*Instructions for the task:* Check every line below for the word "입력하세요" and show those that hold it.

Stored items:
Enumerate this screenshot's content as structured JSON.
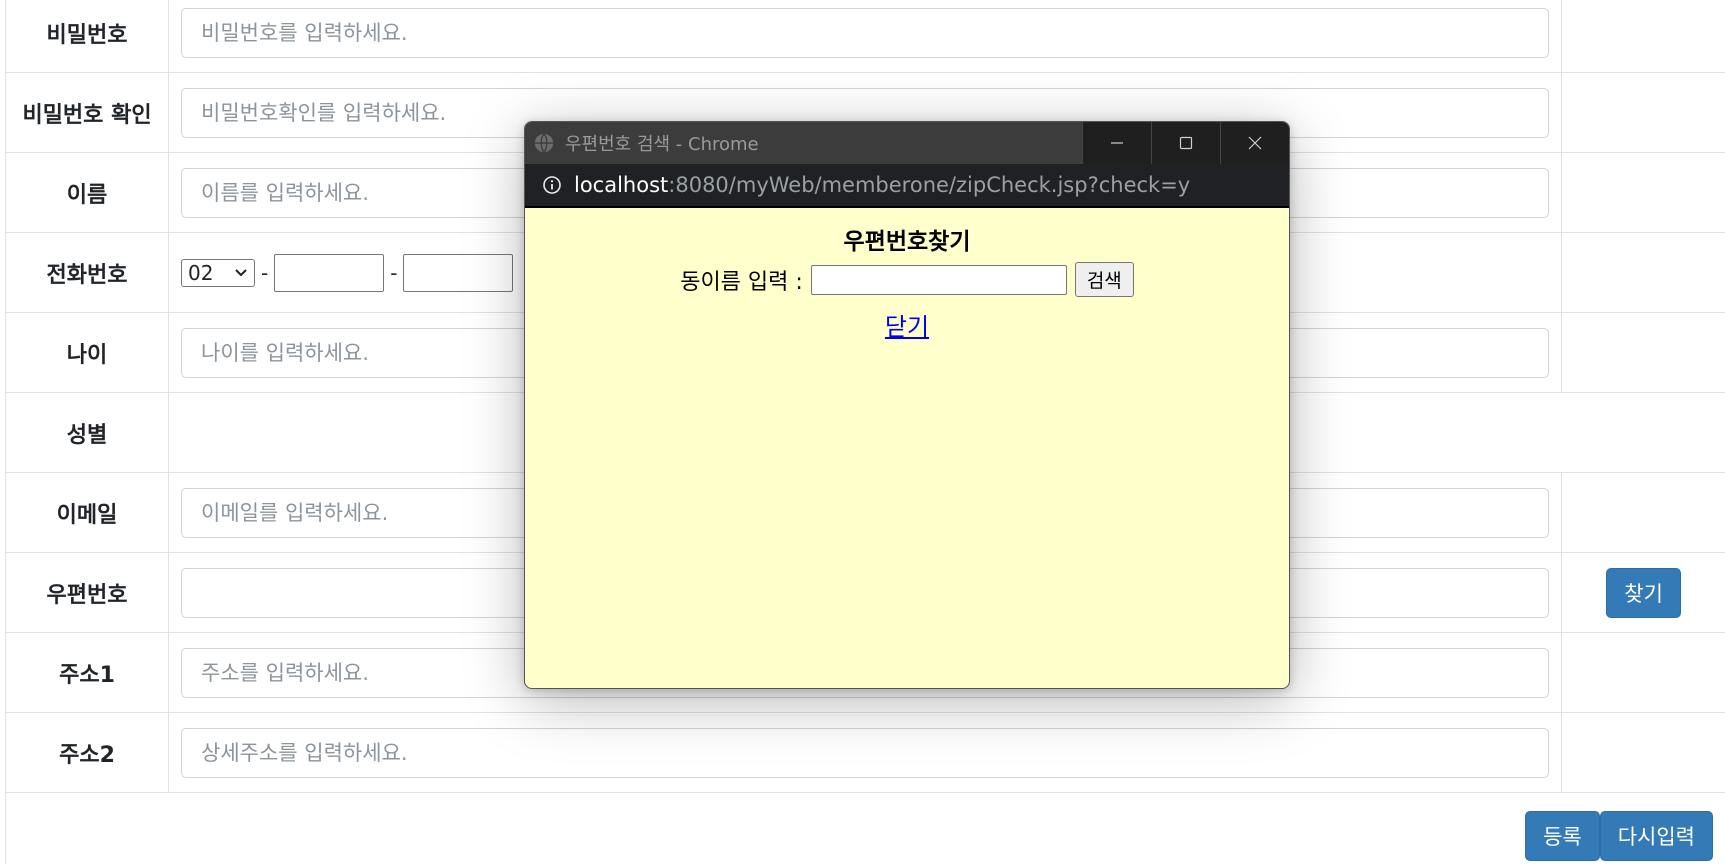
{
  "form": {
    "rows": [
      {
        "label": "비밀번호",
        "placeholder": "비밀번호를 입력하세요."
      },
      {
        "label": "비밀번호 확인",
        "placeholder": "비밀번호확인를 입력하세요."
      },
      {
        "label": "이름",
        "placeholder": "이름를 입력하세요."
      },
      {
        "label": "전화번호",
        "area_code": "02",
        "dash": "-"
      },
      {
        "label": "나이",
        "placeholder": "나이를 입력하세요."
      },
      {
        "label": "성별"
      },
      {
        "label": "이메일",
        "placeholder": "이메일를 입력하세요."
      },
      {
        "label": "우편번호",
        "placeholder": "",
        "button": "찾기"
      },
      {
        "label": "주소1",
        "placeholder": "주소를 입력하세요."
      },
      {
        "label": "주소2",
        "placeholder": "상세주소를 입력하세요."
      }
    ],
    "submit_label": "등록",
    "reset_label": "다시입력"
  },
  "popup": {
    "window_title": "우편번호 검색 - Chrome",
    "url_host": "localhost",
    "url_rest": ":8080/myWeb/memberone/zipCheck.jsp?check=y",
    "heading": "우편번호찾기",
    "search_label": "동이름 입력 :",
    "search_value": "",
    "search_button": "검색",
    "close_link": "닫기",
    "background_color": "#ffffcc"
  },
  "colors": {
    "primary_button": "#337ab7",
    "border": "#dee2e6",
    "titlebar": "#3c3c3c"
  }
}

*Solution to the problem:*
        "placeholder": "비밀번호를 입력하세요."
        "placeholder": "비밀번호확인를 입력하세요."
        "placeholder": "이름를 입력하세요."
        "placeholder": "나이를 입력하세요."
        "placeholder": "이메일를 입력하세요."
        "placeholder": "주소를 입력하세요."
        "placeholder": "상세주소를 입력하세요."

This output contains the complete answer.